TAMPA — Former Tampa Bay Rays outfielder Elijah Dukes sat in front of a Hillsborough judge Wednesday and struggled yet again to explain why he has failed to make child support payments. This time, he broke down in tears.
Dukes became frustrated during a hearing before Judge Liz Rice, in which attorney Carlos Ramirez asked him about his finances.
He owes ex-wife NiShea Gilbert $74,000 in child support and alimony.
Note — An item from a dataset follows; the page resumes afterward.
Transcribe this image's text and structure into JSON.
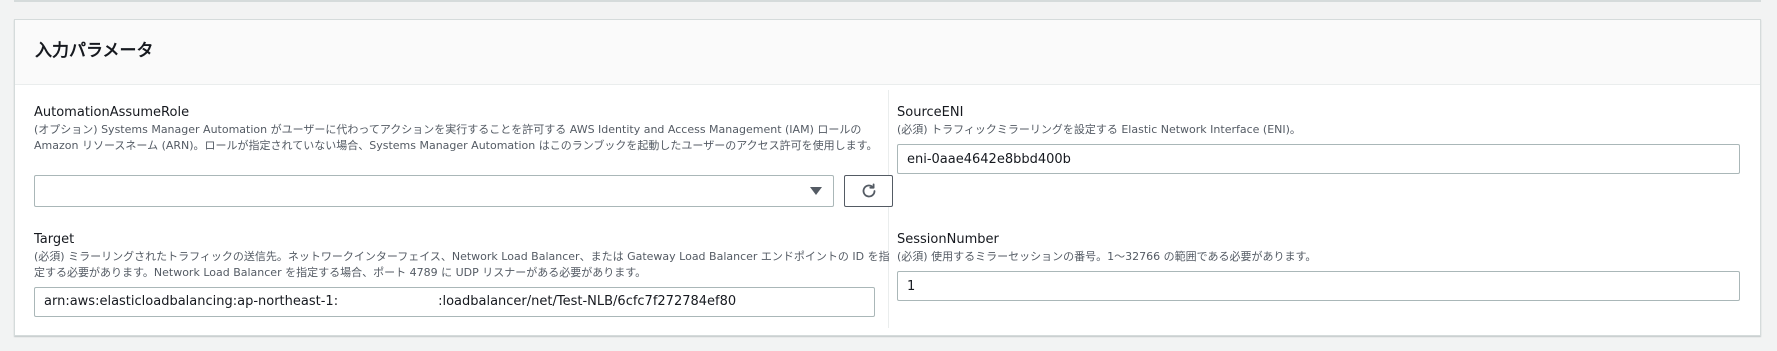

And court records show that as of September, he owed $35,000 to Carla D. Bryant and $34,000 to Porcia Reneal Daniels, also mothers of his children.
"Jesus, I hate this," Dukes said at one point as he put his head on a table and sobbed.
Rice scolded Dukes in the hearing as he provided unsatisfactory answers to the attorney's questions.
"Mr. Dukes, we're not holding you in jail because we like to see you in an orange jumpsuit," Rice said. "All we want you to do is honor your commitment to this court and to your family."
At a hearing May 18, Dukes claimed he spent all but $1,500 of his Major League Baseball retirement account. A judge told him to use what remained to pay his child support. He did not pay and did not appear at subsequent hearings in the case.
Dukes was arrested Monday on charges of contempt of court and failure to appear.
In court Wednesday, Dukes told Rice that the reason he did not pay the $1,500 was that he loaned the money to a friend who also was struggling to pay child support. He claimed the friend — a man whom he knew only as "Fred" from Atlanta — assured him that he would pay him back within a few days but never did.
Rice ordered Dukes to be released from jail and set a new hearing for Nov. 22, at which he must bring documents detailing his finances, including transaction records showing to whom he has given money.
"You can't just throw a bunch of documents at your lawyer and say, 'You do the accounting,' " Rice said. "You do it, dear."
Dukes said during questioning that he owns nothing of value. An attorney for the Florida Department of Revenue, which is handling two of the child support cases against Dukes, asked him about a set of diamond earrings that are visible in his driver's license photo, as well as a Lexus he used to own.
Dukes said he sold the earrings and the car. He said he has no permanent address since he was released from the Washington Nationals in March and has stayed with relatives and friends.
"I live wherever I lay my head," Dukes said.
Times staff writer Colleen Jenkins contributed to this report.